However, not arguing benefits of having video surveillance system aiding to keeping tabs on the baby, parents should be warned about dangers of unsecured video surveillance system, and take all the needed precautions. They say, that there is no term as security in digital world but one can make it a hard nut to crack for hackers to make it not worth bothering.

Simple precautions may not make the video surveillance system 100% secure (after all, what is 100% secure and really private in our digital era?) but it will make the system a harder nut to crack and therefore of less interest to random “wannabe hackers”:

Is your video surveillance system crying for help? Make sure to secure home network for complete child safety

  • Disable logging in by default;
  • Use strong passwords (10-15 characters long);
  • Change passwords from time to time;
  • Assign non-standard ports to your camera system.

Steps as simple as that will enhance your video surveillance system’s security unbelievably as to make it uninteresting to hacking passers-by.

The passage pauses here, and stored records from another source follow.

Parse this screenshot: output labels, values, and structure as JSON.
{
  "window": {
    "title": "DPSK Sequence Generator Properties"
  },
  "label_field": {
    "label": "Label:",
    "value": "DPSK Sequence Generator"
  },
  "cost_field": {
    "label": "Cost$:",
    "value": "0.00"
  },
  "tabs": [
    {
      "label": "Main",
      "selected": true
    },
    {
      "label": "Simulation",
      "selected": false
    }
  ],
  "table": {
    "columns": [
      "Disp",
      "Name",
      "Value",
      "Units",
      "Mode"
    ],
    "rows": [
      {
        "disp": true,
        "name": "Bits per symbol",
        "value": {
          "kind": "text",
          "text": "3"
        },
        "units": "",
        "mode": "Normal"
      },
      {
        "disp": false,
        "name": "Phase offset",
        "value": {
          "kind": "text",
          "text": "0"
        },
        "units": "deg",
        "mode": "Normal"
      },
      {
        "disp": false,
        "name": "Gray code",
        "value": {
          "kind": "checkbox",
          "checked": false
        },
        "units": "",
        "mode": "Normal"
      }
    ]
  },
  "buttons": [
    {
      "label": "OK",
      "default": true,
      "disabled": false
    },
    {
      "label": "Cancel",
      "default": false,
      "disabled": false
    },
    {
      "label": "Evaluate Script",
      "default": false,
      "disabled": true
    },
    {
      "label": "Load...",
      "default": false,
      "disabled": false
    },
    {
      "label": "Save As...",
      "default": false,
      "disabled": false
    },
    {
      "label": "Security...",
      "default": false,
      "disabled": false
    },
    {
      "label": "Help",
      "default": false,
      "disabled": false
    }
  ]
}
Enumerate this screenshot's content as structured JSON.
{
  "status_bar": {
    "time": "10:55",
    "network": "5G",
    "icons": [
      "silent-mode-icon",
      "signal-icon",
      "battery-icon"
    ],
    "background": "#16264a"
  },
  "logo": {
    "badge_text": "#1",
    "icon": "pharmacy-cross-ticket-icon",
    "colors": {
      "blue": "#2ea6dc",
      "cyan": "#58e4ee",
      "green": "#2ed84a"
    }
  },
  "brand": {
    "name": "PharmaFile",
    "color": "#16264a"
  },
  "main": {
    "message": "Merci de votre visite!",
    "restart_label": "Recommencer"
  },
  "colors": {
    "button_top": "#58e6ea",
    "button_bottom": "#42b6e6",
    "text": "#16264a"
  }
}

This childish easy precaution measures are just like Xeoma – simple, affordable yet effective to provide level of security to protect your family.